_Aim of the task_. Your result should be every line of the records below that contains the word "المخزون".

======== Data

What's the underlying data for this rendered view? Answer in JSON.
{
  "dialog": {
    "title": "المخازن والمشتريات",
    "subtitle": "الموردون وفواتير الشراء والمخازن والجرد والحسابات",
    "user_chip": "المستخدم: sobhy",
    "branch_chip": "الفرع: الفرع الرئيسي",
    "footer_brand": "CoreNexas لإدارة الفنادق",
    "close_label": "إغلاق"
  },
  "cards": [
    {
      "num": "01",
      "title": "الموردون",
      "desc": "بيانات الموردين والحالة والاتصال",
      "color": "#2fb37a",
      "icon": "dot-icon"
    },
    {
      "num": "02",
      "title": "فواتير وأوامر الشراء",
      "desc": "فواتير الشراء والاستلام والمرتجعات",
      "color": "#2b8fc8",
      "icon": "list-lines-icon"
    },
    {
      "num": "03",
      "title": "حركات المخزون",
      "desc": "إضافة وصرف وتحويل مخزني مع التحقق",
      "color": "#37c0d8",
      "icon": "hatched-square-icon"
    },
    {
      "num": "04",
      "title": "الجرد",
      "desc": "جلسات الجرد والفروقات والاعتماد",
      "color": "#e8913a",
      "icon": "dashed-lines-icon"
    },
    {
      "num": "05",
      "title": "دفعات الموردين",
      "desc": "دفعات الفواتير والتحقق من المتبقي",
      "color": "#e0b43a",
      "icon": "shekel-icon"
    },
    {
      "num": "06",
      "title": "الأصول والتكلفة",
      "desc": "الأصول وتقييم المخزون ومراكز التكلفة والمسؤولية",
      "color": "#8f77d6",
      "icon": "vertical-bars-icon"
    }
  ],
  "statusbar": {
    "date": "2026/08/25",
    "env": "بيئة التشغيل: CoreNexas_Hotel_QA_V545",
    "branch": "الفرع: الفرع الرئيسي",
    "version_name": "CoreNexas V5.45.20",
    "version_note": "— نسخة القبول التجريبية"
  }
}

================

_Answer area_.
      "title": "حركات المخزون",
      "desc": "الأصول وتقييم المخزون ومراكز التكلفة والمسؤولية",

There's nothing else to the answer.